**Exercise inputs**:
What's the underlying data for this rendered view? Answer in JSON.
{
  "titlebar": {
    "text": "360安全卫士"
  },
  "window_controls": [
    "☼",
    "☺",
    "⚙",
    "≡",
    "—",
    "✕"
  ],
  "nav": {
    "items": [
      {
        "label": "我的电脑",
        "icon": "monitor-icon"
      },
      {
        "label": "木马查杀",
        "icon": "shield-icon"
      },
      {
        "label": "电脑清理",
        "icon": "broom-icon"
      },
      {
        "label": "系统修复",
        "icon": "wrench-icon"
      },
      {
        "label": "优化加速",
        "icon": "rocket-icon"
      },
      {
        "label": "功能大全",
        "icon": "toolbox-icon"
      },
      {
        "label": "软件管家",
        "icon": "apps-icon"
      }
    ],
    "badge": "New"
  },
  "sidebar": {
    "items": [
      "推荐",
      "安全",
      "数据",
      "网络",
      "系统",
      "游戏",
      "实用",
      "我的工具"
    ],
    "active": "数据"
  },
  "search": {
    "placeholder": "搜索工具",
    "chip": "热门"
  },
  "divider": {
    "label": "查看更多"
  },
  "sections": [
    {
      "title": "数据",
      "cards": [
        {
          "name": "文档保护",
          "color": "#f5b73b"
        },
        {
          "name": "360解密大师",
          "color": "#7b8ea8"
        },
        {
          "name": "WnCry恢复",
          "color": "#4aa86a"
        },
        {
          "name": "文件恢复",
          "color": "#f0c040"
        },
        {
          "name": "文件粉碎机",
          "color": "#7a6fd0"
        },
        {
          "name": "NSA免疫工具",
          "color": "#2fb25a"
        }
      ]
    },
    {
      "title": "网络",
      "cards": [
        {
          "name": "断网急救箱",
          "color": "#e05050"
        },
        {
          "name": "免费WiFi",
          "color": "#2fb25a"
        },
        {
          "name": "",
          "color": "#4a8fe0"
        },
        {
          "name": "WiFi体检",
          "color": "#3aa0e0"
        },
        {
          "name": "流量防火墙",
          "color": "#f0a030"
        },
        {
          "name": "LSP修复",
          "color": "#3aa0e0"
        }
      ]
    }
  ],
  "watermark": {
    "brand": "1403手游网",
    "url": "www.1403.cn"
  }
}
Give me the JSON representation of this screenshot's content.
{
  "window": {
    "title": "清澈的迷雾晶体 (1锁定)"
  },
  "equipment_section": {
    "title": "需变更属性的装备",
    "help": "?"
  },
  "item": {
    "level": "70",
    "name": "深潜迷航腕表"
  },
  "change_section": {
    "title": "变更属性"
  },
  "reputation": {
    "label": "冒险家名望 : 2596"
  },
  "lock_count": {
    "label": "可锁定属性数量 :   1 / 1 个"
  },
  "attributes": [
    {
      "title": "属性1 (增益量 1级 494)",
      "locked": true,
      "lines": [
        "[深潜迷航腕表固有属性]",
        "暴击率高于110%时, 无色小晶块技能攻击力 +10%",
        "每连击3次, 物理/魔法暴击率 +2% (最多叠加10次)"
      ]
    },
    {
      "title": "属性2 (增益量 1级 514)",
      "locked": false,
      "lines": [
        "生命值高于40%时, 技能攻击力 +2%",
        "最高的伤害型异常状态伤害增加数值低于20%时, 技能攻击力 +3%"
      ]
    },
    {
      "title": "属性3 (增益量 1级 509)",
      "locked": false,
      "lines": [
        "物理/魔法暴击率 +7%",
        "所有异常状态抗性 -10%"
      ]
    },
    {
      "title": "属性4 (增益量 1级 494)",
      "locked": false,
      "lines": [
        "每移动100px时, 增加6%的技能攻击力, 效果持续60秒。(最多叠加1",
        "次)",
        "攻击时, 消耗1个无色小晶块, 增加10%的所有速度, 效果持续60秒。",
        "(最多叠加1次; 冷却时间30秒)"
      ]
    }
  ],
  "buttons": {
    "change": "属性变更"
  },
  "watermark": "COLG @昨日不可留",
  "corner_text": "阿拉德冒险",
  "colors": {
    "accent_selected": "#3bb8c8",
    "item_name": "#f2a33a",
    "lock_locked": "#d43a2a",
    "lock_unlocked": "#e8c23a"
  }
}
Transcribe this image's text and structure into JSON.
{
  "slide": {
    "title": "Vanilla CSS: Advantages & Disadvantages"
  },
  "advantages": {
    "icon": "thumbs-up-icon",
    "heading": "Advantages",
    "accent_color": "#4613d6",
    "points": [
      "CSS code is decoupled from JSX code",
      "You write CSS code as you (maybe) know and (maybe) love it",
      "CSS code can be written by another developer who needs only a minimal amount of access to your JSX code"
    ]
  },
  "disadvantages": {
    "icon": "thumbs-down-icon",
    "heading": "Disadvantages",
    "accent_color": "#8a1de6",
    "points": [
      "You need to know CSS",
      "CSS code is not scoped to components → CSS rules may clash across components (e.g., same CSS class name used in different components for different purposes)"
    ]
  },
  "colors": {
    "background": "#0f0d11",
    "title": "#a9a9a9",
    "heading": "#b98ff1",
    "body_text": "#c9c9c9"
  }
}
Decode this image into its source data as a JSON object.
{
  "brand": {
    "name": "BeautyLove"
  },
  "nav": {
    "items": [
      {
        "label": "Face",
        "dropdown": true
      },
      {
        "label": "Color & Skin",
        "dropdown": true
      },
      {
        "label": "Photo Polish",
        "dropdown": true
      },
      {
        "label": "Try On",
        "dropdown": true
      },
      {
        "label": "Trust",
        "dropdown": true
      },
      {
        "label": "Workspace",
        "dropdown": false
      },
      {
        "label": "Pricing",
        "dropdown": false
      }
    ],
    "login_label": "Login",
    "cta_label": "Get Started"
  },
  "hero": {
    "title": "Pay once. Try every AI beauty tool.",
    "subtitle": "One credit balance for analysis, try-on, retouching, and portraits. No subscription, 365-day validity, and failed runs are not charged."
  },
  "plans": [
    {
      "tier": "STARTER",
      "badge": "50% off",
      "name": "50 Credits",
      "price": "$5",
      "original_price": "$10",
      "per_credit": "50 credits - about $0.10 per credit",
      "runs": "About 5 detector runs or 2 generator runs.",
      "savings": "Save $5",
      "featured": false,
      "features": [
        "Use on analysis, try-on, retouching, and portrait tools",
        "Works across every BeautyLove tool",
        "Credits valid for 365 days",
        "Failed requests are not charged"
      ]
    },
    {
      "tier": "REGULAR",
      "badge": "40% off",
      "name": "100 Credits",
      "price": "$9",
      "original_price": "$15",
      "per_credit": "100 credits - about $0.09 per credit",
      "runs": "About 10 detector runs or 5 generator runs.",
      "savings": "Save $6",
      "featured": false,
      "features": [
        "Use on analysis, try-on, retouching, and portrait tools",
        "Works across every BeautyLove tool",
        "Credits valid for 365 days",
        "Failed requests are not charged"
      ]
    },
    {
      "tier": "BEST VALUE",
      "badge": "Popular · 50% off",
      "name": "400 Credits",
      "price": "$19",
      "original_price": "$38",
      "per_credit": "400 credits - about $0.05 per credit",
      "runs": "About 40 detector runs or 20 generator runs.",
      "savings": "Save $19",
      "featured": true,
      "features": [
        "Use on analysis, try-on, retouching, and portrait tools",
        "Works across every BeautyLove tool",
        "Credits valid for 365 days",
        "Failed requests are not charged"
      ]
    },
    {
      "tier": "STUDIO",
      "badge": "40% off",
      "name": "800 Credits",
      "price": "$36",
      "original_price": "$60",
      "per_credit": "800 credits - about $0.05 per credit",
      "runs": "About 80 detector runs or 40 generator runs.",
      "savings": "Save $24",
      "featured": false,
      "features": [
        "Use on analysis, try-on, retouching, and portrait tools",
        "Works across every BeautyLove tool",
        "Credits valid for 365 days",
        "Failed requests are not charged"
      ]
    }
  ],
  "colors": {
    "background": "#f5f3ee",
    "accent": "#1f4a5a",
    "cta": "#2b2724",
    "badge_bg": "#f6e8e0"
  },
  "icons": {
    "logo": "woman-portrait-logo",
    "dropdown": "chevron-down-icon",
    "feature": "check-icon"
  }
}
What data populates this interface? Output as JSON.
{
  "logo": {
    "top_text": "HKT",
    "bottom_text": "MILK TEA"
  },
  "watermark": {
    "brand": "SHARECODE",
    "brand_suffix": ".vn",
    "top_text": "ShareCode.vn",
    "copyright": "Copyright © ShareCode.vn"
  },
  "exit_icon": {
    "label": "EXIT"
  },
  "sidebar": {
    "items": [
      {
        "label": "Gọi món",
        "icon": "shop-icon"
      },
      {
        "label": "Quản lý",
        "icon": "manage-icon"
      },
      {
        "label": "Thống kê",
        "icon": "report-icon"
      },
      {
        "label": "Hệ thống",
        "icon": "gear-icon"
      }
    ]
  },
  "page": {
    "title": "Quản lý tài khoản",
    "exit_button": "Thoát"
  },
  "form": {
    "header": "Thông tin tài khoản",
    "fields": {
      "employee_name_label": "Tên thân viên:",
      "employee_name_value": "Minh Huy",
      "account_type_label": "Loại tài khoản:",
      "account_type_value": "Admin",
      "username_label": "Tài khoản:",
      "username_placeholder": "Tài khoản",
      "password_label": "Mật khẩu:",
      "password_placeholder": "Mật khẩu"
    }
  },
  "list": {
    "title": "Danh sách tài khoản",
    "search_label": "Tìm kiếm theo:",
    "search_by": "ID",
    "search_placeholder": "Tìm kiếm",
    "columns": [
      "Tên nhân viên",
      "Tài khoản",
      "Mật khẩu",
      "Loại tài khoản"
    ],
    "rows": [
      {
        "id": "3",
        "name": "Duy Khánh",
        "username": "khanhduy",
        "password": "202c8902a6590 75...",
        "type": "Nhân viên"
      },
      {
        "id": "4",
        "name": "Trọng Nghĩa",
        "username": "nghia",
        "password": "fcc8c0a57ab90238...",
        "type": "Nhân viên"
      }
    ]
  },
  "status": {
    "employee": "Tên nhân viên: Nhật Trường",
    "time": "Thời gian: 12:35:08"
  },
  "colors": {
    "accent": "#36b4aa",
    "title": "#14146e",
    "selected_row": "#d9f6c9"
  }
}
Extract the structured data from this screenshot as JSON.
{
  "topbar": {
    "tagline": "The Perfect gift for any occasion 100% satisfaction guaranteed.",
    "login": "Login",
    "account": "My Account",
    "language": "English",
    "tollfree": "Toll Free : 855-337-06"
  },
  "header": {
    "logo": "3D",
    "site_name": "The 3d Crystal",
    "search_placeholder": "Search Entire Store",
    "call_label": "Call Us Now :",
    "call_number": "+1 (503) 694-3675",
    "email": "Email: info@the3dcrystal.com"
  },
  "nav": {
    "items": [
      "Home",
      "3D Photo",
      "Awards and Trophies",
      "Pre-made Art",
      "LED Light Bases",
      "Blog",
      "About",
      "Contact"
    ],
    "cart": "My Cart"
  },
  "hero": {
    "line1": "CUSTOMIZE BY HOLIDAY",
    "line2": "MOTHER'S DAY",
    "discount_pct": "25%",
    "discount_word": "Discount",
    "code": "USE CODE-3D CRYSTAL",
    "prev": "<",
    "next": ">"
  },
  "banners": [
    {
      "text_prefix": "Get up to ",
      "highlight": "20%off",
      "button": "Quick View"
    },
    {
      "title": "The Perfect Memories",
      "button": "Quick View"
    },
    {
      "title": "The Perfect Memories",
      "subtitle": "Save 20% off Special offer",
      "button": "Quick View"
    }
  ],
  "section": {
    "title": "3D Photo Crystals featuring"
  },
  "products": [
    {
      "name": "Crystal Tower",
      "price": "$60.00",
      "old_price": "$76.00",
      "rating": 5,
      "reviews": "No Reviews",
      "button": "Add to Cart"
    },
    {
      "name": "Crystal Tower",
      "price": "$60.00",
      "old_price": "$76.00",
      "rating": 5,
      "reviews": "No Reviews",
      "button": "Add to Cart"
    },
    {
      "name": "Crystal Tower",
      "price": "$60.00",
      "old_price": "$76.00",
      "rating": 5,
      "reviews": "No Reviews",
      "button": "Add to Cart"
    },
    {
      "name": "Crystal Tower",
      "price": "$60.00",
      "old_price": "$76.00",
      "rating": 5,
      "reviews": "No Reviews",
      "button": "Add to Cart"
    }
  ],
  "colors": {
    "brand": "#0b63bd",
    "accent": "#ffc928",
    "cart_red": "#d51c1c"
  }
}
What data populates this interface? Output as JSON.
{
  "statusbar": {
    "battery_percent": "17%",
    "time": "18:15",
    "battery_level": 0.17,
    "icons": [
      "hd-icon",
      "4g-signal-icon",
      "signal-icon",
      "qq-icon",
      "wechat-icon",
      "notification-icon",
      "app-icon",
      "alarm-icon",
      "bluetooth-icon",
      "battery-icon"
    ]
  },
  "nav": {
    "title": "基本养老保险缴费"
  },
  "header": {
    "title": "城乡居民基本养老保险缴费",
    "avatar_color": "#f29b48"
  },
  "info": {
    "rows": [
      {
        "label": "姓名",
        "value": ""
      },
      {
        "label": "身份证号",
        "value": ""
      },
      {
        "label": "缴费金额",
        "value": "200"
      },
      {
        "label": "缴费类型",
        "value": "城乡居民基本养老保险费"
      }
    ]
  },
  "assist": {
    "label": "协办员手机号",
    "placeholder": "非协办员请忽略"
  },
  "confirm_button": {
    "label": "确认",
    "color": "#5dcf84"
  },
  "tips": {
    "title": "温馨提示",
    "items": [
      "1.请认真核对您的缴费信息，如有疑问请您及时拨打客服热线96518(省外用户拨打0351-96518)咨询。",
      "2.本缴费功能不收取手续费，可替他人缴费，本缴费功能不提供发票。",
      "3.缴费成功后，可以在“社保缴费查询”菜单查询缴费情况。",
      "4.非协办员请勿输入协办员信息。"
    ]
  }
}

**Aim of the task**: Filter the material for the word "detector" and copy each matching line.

**Exercise result**:
      "runs": "About 5 detector runs or 2 generator runs.",
      "runs": "About 10 detector runs or 5 generator runs.",
      "runs": "About 40 detector runs or 20 generator runs.",
      "runs": "About 80 detector runs or 40 generator runs.",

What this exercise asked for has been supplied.